I watched an interview online today that resonated with me. I have also recently had two career related conversations with two different people about almost the same thing, which is rare for me. In both conversations we talked about how we can work for a particular company and get caught in wishful thinking, and the hope that the boss will change, but they don’t. When the boss owns the company this is even harder, because you know that they are not about to move on; they run the company, and their values do not normally change. For the ones who don’t appreciate you by giving you meaningful feedback, do not recognize what you can offer by giving you meaningful projects, or gets distracted by squirrels or shiny objects, we must accept that they will not change.
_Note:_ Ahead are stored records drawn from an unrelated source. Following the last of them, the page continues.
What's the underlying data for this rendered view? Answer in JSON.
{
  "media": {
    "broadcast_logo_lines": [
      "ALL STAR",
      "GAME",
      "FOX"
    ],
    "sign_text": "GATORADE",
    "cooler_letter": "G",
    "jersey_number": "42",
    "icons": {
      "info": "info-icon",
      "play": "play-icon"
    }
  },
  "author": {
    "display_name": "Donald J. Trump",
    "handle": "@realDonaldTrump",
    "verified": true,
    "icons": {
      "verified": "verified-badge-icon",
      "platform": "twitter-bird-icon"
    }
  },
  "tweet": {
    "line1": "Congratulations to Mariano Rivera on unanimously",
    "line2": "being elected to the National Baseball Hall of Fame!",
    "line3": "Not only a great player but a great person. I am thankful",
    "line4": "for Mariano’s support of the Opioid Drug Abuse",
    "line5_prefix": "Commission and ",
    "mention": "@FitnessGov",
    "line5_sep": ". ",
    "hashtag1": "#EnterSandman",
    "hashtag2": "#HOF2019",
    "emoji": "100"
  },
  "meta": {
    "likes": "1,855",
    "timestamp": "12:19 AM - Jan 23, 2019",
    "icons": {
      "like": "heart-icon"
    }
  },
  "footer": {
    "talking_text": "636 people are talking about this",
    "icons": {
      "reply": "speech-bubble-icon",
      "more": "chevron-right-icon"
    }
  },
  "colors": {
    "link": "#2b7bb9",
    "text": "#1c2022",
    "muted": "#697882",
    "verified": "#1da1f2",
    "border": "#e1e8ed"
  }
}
Oh sure, if you give your resignation and you are serious, they might offer you a few dollars to quiet you, but that act is to not a reflection of their changing heart.
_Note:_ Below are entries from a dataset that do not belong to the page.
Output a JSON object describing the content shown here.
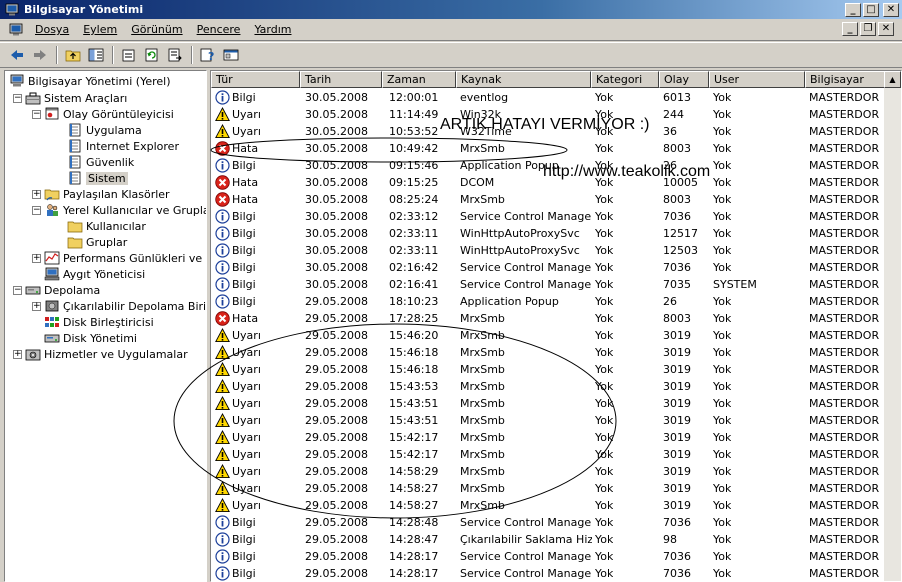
{
  "window": {
    "title": "Bilgisayar Yönetimi"
  },
  "menubar": {
    "items": [
      {
        "label": "Dosya"
      },
      {
        "label": "Eylem"
      },
      {
        "label": "Görünüm"
      },
      {
        "label": "Pencere"
      },
      {
        "label": "Yardım"
      }
    ]
  },
  "toolbar": {
    "buttons": [
      "back-icon",
      "forward-icon",
      "up-folder-icon",
      "show-tree-icon",
      "properties-icon",
      "refresh-icon",
      "export-icon",
      "help-icon",
      "console-icon"
    ]
  },
  "tree": {
    "items": [
      {
        "label": "Bilgisayar Yönetimi (Yerel)"
      },
      {
        "label": "Sistem Araçları"
      },
      {
        "label": "Olay Görüntüleyicisi"
      },
      {
        "label": "Uygulama"
      },
      {
        "label": "Internet Explorer"
      },
      {
        "label": "Güvenlik"
      },
      {
        "label": "Sistem"
      },
      {
        "label": "Paylaşılan Klasörler"
      },
      {
        "label": "Yerel Kullanıcılar ve Gruplar"
      },
      {
        "label": "Kullanıcılar"
      },
      {
        "label": "Gruplar"
      },
      {
        "label": "Performans Günlükleri ve Uy"
      },
      {
        "label": "Aygıt Yöneticisi"
      },
      {
        "label": "Depolama"
      },
      {
        "label": "Çıkarılabilir Depolama Birimi"
      },
      {
        "label": "Disk Birleştiricisi"
      },
      {
        "label": "Disk Yönetimi"
      },
      {
        "label": "Hizmetler ve Uygulamalar"
      }
    ]
  },
  "list": {
    "columns": [
      "Tür",
      "Tarih",
      "Zaman",
      "Kaynak",
      "Kategori",
      "Olay",
      "User",
      "Bilgisayar"
    ],
    "rows": [
      {
        "type": "Bilgi",
        "date": "30.05.2008",
        "time": "12:00:01",
        "source": "eventlog",
        "category": "Yok",
        "event": "6013",
        "user": "Yok",
        "computer": "MASTERDOR"
      },
      {
        "type": "Uyarı",
        "date": "30.05.2008",
        "time": "11:14:49",
        "source": "Win32k",
        "category": "Yok",
        "event": "244",
        "user": "Yok",
        "computer": "MASTERDOR"
      },
      {
        "type": "Uyarı",
        "date": "30.05.2008",
        "time": "10:53:52",
        "source": "W32Time",
        "category": "Yok",
        "event": "36",
        "user": "Yok",
        "computer": "MASTERDOR"
      },
      {
        "type": "Hata",
        "date": "30.05.2008",
        "time": "10:49:42",
        "source": "MrxSmb",
        "category": "Yok",
        "event": "8003",
        "user": "Yok",
        "computer": "MASTERDOR"
      },
      {
        "type": "Bilgi",
        "date": "30.05.2008",
        "time": "09:15:46",
        "source": "Application Popup",
        "category": "Yok",
        "event": "26",
        "user": "Yok",
        "computer": "MASTERDOR"
      },
      {
        "type": "Hata",
        "date": "30.05.2008",
        "time": "09:15:25",
        "source": "DCOM",
        "category": "Yok",
        "event": "10005",
        "user": "Yok",
        "computer": "MASTERDOR"
      },
      {
        "type": "Hata",
        "date": "30.05.2008",
        "time": "08:25:24",
        "source": "MrxSmb",
        "category": "Yok",
        "event": "8003",
        "user": "Yok",
        "computer": "MASTERDOR"
      },
      {
        "type": "Bilgi",
        "date": "30.05.2008",
        "time": "02:33:12",
        "source": "Service Control Manager",
        "category": "Yok",
        "event": "7036",
        "user": "Yok",
        "computer": "MASTERDOR"
      },
      {
        "type": "Bilgi",
        "date": "30.05.2008",
        "time": "02:33:11",
        "source": "WinHttpAutoProxySvc",
        "category": "Yok",
        "event": "12517",
        "user": "Yok",
        "computer": "MASTERDOR"
      },
      {
        "type": "Bilgi",
        "date": "30.05.2008",
        "time": "02:33:11",
        "source": "WinHttpAutoProxySvc",
        "category": "Yok",
        "event": "12503",
        "user": "Yok",
        "computer": "MASTERDOR"
      },
      {
        "type": "Bilgi",
        "date": "30.05.2008",
        "time": "02:16:42",
        "source": "Service Control Manager",
        "category": "Yok",
        "event": "7036",
        "user": "Yok",
        "computer": "MASTERDOR"
      },
      {
        "type": "Bilgi",
        "date": "30.05.2008",
        "time": "02:16:41",
        "source": "Service Control Manager",
        "category": "Yok",
        "event": "7035",
        "user": "SYSTEM",
        "computer": "MASTERDOR"
      },
      {
        "type": "Bilgi",
        "date": "29.05.2008",
        "time": "18:10:23",
        "source": "Application Popup",
        "category": "Yok",
        "event": "26",
        "user": "Yok",
        "computer": "MASTERDOR"
      },
      {
        "type": "Hata",
        "date": "29.05.2008",
        "time": "17:28:25",
        "source": "MrxSmb",
        "category": "Yok",
        "event": "8003",
        "user": "Yok",
        "computer": "MASTERDOR"
      },
      {
        "type": "Uyarı",
        "date": "29.05.2008",
        "time": "15:46:20",
        "source": "MrxSmb",
        "category": "Yok",
        "event": "3019",
        "user": "Yok",
        "computer": "MASTERDOR"
      },
      {
        "type": "Uyarı",
        "date": "29.05.2008",
        "time": "15:46:18",
        "source": "MrxSmb",
        "category": "Yok",
        "event": "3019",
        "user": "Yok",
        "computer": "MASTERDOR"
      },
      {
        "type": "Uyarı",
        "date": "29.05.2008",
        "time": "15:46:18",
        "source": "MrxSmb",
        "category": "Yok",
        "event": "3019",
        "user": "Yok",
        "computer": "MASTERDOR"
      },
      {
        "type": "Uyarı",
        "date": "29.05.2008",
        "time": "15:43:53",
        "source": "MrxSmb",
        "category": "Yok",
        "event": "3019",
        "user": "Yok",
        "computer": "MASTERDOR"
      },
      {
        "type": "Uyarı",
        "date": "29.05.2008",
        "time": "15:43:51",
        "source": "MrxSmb",
        "category": "Yok",
        "event": "3019",
        "user": "Yok",
        "computer": "MASTERDOR"
      },
      {
        "type": "Uyarı",
        "date": "29.05.2008",
        "time": "15:43:51",
        "source": "MrxSmb",
        "category": "Yok",
        "event": "3019",
        "user": "Yok",
        "computer": "MASTERDOR"
      },
      {
        "type": "Uyarı",
        "date": "29.05.2008",
        "time": "15:42:17",
        "source": "MrxSmb",
        "category": "Yok",
        "event": "3019",
        "user": "Yok",
        "computer": "MASTERDOR"
      },
      {
        "type": "Uyarı",
        "date": "29.05.2008",
        "time": "15:42:17",
        "source": "MrxSmb",
        "category": "Yok",
        "event": "3019",
        "user": "Yok",
        "computer": "MASTERDOR"
      },
      {
        "type": "Uyarı",
        "date": "29.05.2008",
        "time": "14:58:29",
        "source": "MrxSmb",
        "category": "Yok",
        "event": "3019",
        "user": "Yok",
        "computer": "MASTERDOR"
      },
      {
        "type": "Uyarı",
        "date": "29.05.2008",
        "time": "14:58:27",
        "source": "MrxSmb",
        "category": "Yok",
        "event": "3019",
        "user": "Yok",
        "computer": "MASTERDOR"
      },
      {
        "type": "Uyarı",
        "date": "29.05.2008",
        "time": "14:58:27",
        "source": "MrxSmb",
        "category": "Yok",
        "event": "3019",
        "user": "Yok",
        "computer": "MASTERDOR"
      },
      {
        "type": "Bilgi",
        "date": "29.05.2008",
        "time": "14:28:48",
        "source": "Service Control Manager",
        "category": "Yok",
        "event": "7036",
        "user": "Yok",
        "computer": "MASTERDOR"
      },
      {
        "type": "Bilgi",
        "date": "29.05.2008",
        "time": "14:28:47",
        "source": "Çıkarılabilir Saklama Hiz...",
        "category": "Yok",
        "event": "98",
        "user": "Yok",
        "computer": "MASTERDOR"
      },
      {
        "type": "Bilgi",
        "date": "29.05.2008",
        "time": "14:28:17",
        "source": "Service Control Manager",
        "category": "Yok",
        "event": "7036",
        "user": "Yok",
        "computer": "MASTERDOR"
      },
      {
        "type": "Bilgi",
        "date": "29.05.2008",
        "time": "14:28:17",
        "source": "Service Control Manager",
        "category": "Yok",
        "event": "7036",
        "user": "Yok",
        "computer": "MASTERDOR"
      }
    ]
  },
  "annotations": {
    "headline": "ARTIK HATAYI VERMİYOR :)",
    "url": "http://www.teakolik.com"
  }
}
If you want things to be better, you either have to learn to manage your boss, or you need to leave and get on with your life. I usually recommend the latter, though not always. I did work with one very resilient woman who felt that a boss who had been recently hired would soon move on to something else, and she could outlast him. She did too, but she is a rare example, and she liked what she did enough to stick with it.
The interview that started all of this today was with Mitch Joel of Twist Image. He was speaking about his “squiggly career” as part of an interview here and how he has had a range of experiences – from writing and publishing music magazines, to where he is now in the position of digital marketing “giant” with his company in Toronto. By squiggly career he is speaking to the variety in his background, which has contributed to his learning, growing, and getting to where he is now. This is in contrast to a linear career where you find out you are good at something at school, go on and study at college and university, and then go to work in that same field, as if we know from high school what we will want to be doing twenty years ahead of us. As a career counsellor I find it pretty common to work with people who are bored out of their minds because they have followed that linear – and seemingly safe and predictable path. That kind of path leads to a content life for some people, but certainly not for all of them.
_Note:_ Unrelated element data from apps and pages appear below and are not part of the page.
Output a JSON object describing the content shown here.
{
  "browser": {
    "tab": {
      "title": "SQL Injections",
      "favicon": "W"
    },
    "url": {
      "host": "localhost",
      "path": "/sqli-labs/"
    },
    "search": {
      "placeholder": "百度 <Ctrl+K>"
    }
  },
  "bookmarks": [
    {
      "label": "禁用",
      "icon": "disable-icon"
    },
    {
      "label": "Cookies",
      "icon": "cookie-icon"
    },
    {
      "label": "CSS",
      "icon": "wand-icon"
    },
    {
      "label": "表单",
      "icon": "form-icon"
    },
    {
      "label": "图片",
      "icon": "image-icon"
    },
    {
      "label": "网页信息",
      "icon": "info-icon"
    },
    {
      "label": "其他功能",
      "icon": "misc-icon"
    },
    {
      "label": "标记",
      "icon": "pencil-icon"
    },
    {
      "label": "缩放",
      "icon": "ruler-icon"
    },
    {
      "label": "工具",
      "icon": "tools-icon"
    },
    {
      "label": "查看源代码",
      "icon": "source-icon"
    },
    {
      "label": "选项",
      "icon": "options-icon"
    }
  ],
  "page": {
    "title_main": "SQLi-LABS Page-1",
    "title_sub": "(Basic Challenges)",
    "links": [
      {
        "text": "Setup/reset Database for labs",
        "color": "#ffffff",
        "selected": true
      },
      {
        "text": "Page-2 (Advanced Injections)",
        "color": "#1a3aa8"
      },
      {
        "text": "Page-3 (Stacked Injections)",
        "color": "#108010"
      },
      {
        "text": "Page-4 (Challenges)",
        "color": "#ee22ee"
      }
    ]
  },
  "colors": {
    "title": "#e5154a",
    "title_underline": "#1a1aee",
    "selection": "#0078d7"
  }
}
In this age of constant development and change, being flexible and open to continuous learning are essential survival skills. We need to be able to scan the environment and to learn to learn in order to be flexible and succeed. This is not the same as when we are in school, where we are taught to be good at certain things, and for those things we have no talent for, we are expected to at least get mediocre. With credit to Sir Ken Robinson, this method of education is broken. It doesn’t work in today’s world, where there is so much change that we are confronted with. Twenty years ago, we barely had the internet. The average person didn’t have a cell phone, and now most of us carry a smartphone that allows us to communicate extensively, do our banking, shop, and book movie tickets. Where we used to sit down to a screeching internet connection, we can communicate with tablets, notebooks, and download books onto our eReaders. We don’t need rooms and warehouses full of paper files, but we’d better be able to locate the digital file. We are also living in a time where we can barely predict what the world will be like ten years from now. After all, the things that fascinated me in high school are not likely to fascinate me later in life (although they could). There is so much more to come, so many innovative, crazy, harebrained ideas that have not even been thought of that are tomorrow’s BlackBerry, the next Star Trek.
What’s next for you in terms of your career? Are you squiggling?